Records from a dataset:
↓

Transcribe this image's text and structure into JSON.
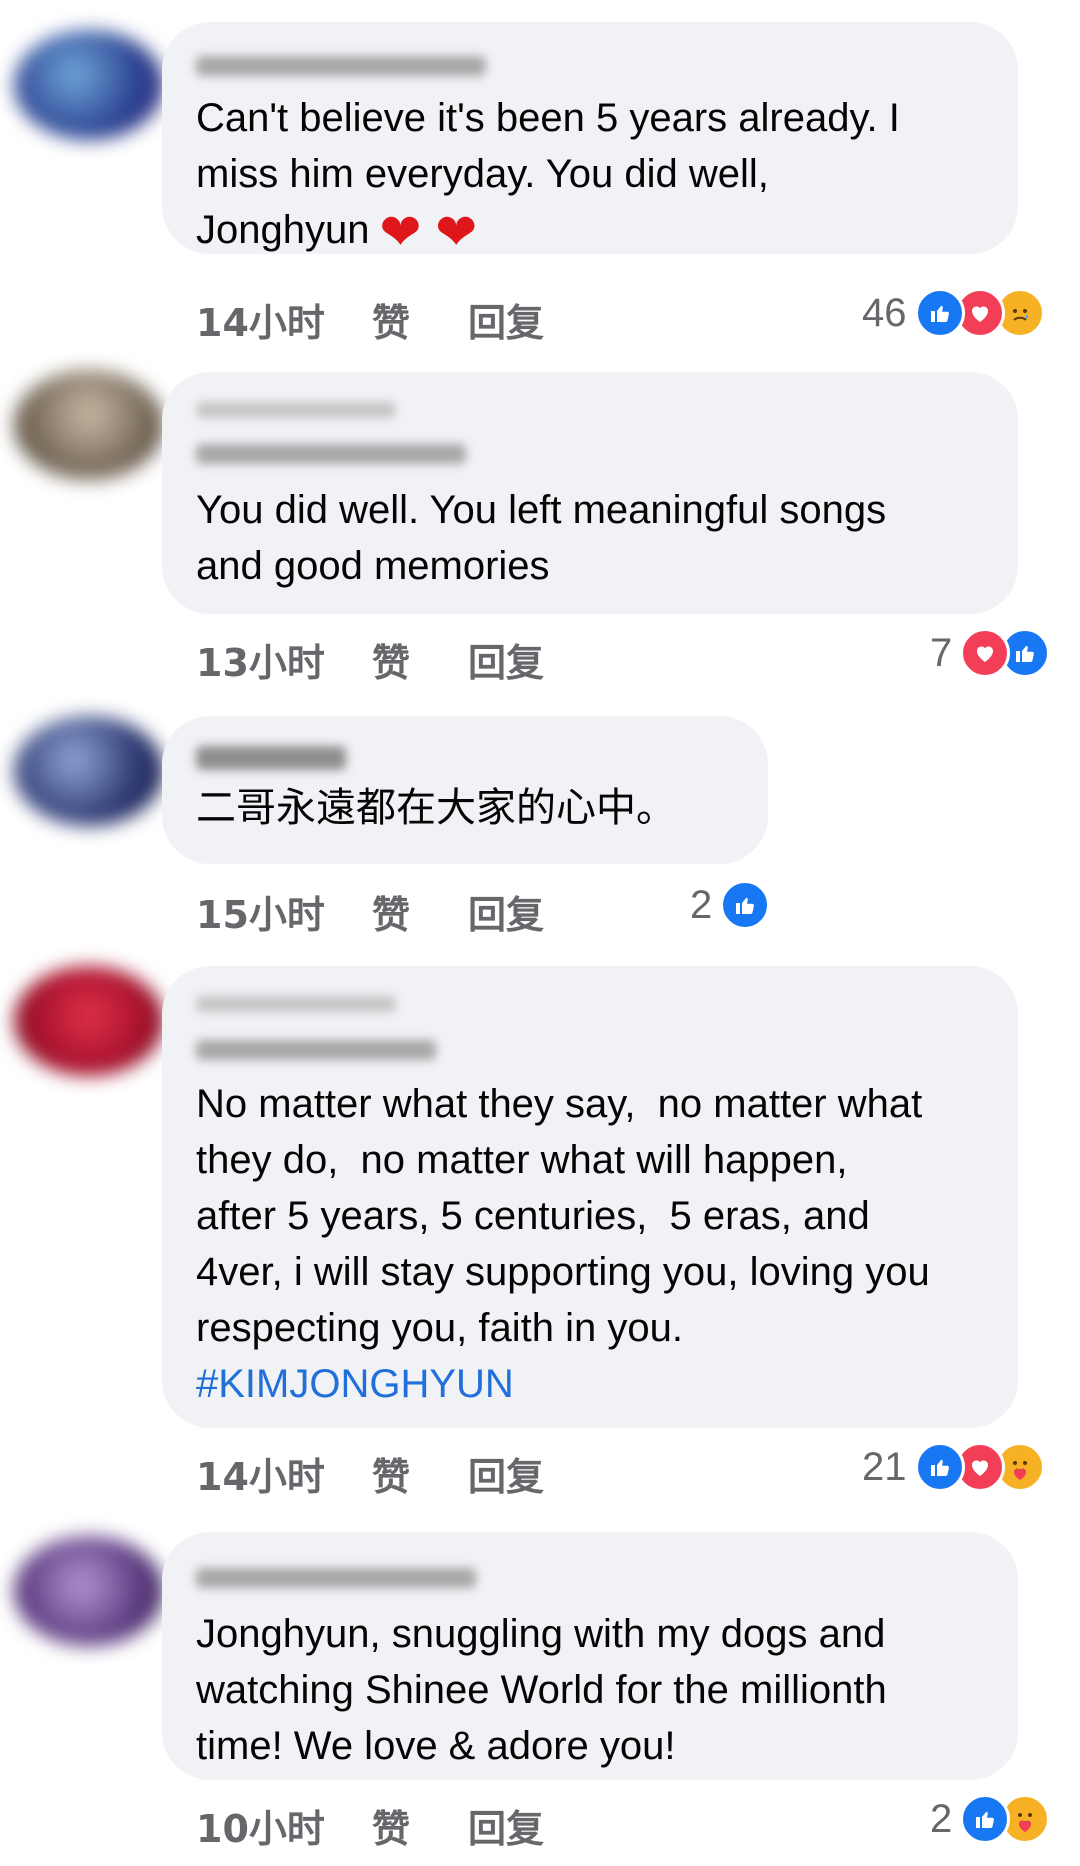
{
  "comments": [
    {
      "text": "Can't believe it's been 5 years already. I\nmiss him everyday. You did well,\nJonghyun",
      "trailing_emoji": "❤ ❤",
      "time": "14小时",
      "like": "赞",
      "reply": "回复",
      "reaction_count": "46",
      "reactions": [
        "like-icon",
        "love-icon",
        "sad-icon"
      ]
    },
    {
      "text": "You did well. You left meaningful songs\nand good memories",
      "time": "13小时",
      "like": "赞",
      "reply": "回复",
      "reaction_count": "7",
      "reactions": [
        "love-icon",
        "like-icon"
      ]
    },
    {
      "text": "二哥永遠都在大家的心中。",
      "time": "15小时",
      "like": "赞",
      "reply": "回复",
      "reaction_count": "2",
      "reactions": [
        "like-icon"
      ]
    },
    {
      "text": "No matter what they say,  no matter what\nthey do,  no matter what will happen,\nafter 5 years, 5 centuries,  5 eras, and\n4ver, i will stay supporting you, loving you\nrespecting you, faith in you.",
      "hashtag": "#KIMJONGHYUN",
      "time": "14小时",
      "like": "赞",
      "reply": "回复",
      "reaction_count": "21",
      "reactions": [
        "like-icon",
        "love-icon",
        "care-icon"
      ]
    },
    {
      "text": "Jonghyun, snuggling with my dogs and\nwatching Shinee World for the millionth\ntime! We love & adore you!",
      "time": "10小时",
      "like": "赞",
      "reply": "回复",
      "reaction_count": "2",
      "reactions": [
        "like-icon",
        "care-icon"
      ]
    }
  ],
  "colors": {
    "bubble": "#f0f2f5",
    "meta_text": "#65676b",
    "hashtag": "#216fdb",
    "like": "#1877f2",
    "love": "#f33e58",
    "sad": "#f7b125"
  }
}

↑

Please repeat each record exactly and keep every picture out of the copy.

Transcribe this image's text and structure into JSON.
{
  "comments": [
    {
      "text": "Can't believe it's been 5 years already. I\nmiss him everyday. You did well,\nJonghyun",
      "trailing_emoji": "❤ ❤",
      "time": "14小时",
      "like": "赞",
      "reply": "回复",
      "reaction_count": "46",
      "reactions": [
        "like-icon",
        "love-icon",
        "sad-icon"
      ]
    },
    {
      "text": "You did well. You left meaningful songs\nand good memories",
      "time": "13小时",
      "like": "赞",
      "reply": "回复",
      "reaction_count": "7",
      "reactions": [
        "love-icon",
        "like-icon"
      ]
    },
    {
      "text": "二哥永遠都在大家的心中。",
      "time": "15小时",
      "like": "赞",
      "reply": "回复",
      "reaction_count": "2",
      "reactions": [
        "like-icon"
      ]
    },
    {
      "text": "No matter what they say,  no matter what\nthey do,  no matter what will happen,\nafter 5 years, 5 centuries,  5 eras, and\n4ver, i will stay supporting you, loving you\nrespecting you, faith in you.",
      "hashtag": "#KIMJONGHYUN",
      "time": "14小时",
      "like": "赞",
      "reply": "回复",
      "reaction_count": "21",
      "reactions": [
        "like-icon",
        "love-icon",
        "care-icon"
      ]
    },
    {
      "text": "Jonghyun, snuggling with my dogs and\nwatching Shinee World for the millionth\ntime! We love & adore you!",
      "time": "10小时",
      "like": "赞",
      "reply": "回复",
      "reaction_count": "2",
      "reactions": [
        "like-icon",
        "care-icon"
      ]
    }
  ],
  "colors": {
    "bubble": "#f0f2f5",
    "meta_text": "#65676b",
    "hashtag": "#216fdb",
    "like": "#1877f2",
    "love": "#f33e58",
    "sad": "#f7b125"
  }
}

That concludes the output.